When Foursquare debuted at the South by Southwest Interactive conference in 2007, co-founder and CEO Dennis Crowley said, “We thought we were going to be embarrassed. …It was kitschy.”
Instead, they were a hit – among the tech faithful who attended the conference that year, and their cohorts in New York, San Francisco, Boston and other major cities.
Three years later, the location-based social networking app is closing on 20 million users and works with brands like American Express and Walgreens.
In a conversation with CrunchFund general partner and TechCrunch columnist MG Siegler today at South by Southwest (SXSW), Crowley said that when he looks at how people use Foursquare at the conference – checking-in in droves and using the app to determine which party to go to next – he sees the “Foursquare of the future.”
“We’re the smallest of the big guys,” he said, but later added, “If we keep doing what we’re doing, we can be one of those big companies.”

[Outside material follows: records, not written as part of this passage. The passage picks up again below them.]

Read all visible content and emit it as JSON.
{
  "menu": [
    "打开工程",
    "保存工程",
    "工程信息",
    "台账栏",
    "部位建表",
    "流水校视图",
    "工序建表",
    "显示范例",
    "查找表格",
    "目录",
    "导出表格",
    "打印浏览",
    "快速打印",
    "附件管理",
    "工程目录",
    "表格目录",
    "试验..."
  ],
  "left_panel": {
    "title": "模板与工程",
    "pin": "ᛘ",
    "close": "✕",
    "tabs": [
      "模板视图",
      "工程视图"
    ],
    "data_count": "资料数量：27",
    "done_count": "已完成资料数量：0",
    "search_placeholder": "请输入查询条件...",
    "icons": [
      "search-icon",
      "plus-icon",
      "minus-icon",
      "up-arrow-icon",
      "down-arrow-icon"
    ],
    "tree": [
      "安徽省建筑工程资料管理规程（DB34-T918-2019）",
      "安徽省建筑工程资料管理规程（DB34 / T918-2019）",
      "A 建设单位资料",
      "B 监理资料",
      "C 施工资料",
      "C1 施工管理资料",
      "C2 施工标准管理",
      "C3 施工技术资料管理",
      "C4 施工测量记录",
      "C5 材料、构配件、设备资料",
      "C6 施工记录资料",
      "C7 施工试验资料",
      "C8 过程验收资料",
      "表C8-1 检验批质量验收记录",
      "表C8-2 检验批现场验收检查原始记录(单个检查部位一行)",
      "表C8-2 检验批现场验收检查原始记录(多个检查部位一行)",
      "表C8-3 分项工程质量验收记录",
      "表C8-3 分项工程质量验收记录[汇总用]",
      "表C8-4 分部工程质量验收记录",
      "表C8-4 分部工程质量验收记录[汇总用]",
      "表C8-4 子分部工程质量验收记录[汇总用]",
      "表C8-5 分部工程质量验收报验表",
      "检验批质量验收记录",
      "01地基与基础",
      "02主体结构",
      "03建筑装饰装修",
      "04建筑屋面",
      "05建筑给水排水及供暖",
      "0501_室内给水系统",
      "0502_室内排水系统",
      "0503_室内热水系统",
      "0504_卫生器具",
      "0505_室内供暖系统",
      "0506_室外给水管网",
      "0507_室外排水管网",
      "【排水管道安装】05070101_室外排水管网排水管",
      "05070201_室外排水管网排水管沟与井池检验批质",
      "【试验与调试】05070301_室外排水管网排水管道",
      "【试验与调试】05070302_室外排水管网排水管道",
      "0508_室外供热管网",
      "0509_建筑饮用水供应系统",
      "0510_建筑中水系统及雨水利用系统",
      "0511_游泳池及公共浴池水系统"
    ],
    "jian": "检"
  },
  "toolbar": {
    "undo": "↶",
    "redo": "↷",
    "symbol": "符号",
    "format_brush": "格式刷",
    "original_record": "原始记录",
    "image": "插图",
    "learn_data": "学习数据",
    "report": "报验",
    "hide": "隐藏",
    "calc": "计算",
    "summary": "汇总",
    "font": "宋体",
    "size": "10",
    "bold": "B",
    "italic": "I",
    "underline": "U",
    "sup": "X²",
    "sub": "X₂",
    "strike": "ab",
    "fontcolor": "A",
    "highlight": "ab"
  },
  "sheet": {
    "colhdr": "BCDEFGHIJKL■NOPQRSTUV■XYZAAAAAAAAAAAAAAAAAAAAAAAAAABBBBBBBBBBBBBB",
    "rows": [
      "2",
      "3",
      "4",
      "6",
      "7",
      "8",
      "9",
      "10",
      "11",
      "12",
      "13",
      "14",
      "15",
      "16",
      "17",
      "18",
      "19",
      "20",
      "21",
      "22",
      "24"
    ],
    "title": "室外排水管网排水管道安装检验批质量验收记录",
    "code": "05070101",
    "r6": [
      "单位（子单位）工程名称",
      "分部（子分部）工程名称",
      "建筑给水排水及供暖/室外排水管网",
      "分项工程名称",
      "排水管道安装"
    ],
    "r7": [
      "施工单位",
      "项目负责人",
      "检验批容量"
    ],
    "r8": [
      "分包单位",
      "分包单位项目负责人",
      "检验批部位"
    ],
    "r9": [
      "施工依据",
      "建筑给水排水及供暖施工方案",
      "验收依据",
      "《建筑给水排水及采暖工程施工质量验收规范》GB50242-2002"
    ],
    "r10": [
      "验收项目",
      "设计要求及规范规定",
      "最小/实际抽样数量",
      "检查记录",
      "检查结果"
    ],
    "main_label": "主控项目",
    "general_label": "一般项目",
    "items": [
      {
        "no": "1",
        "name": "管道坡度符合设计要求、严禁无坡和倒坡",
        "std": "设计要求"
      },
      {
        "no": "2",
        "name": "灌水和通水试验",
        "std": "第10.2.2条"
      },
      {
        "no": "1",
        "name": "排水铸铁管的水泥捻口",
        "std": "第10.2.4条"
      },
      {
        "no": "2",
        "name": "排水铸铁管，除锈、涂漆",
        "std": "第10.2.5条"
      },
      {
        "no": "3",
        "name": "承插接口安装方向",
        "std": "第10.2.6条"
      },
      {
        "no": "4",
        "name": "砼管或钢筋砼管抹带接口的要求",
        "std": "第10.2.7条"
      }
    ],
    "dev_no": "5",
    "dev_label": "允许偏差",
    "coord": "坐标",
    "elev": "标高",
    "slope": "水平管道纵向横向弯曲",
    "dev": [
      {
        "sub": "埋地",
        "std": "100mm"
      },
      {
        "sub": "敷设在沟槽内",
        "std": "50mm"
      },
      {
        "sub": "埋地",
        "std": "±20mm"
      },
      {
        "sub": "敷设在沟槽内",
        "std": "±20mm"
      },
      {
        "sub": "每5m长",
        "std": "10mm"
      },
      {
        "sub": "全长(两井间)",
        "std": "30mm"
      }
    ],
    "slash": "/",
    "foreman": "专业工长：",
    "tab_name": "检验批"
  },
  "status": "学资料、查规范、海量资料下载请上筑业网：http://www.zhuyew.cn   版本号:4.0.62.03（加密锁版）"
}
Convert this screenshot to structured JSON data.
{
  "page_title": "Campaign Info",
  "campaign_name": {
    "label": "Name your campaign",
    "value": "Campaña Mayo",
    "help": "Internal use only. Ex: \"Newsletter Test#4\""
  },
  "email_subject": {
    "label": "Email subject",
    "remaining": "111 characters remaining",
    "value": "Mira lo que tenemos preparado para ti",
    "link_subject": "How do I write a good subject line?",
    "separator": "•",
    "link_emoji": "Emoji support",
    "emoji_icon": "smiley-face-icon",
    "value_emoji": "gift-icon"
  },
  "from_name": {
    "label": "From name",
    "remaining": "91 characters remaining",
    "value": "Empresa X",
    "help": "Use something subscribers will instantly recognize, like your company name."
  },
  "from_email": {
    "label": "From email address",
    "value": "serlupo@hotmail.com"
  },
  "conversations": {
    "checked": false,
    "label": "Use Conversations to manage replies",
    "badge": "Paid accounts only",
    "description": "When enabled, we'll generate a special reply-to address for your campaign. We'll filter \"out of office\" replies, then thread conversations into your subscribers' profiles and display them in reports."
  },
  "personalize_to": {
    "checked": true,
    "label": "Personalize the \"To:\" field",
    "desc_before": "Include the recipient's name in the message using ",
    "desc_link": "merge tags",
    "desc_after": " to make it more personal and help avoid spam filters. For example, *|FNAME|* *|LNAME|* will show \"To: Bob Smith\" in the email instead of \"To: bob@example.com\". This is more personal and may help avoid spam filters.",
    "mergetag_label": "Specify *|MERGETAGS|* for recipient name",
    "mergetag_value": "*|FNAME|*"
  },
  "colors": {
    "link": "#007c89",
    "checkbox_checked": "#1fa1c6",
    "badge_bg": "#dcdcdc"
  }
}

It’s true that for tech enthusiasts at SXSW, Foursquare is almost as much as a part of the experience as beer and barbecue. But for the population in general, the value of location-based apps is just coming in to view.
According to a Forrester study released in December, the percentage of U.S. online adults who use geolocation apps has grown to 6 percent this year from 4 percent in 2010. Of that small sliver of geosocial smartphone users, just 2 percent say they use the apps once a week or more.
But Crowley said that the company’s partnerships with brands like Walgreens, as well as smaller local businesses, are helping to raise its profile among average Americans.
“Muggles – normal people in the world … they think Foursquare is about getting deals,” he said. “That’s how you get from 20 million to 50 million [users].”
One of Foursquare's strengths is lead generation for local merchants, Crowley claimed. For those looking to acquire new customers, retain current ones, or resurrecting relationships with old ones, he continued, Foursquare has valuable data and a platform for facilitating a connection.
When asked whether location-based services would be niche or break into the mainstream, he said that if people don’t use location apps, it will be “silly.”
People already lean on Google maps to help them get from place to place, but there’s no reason that those maps shouldn’t be tailored to each individual.
“This is the problem I love,” he said. “You should be able to walk around the world and have perfect information of everything that’s interesting.”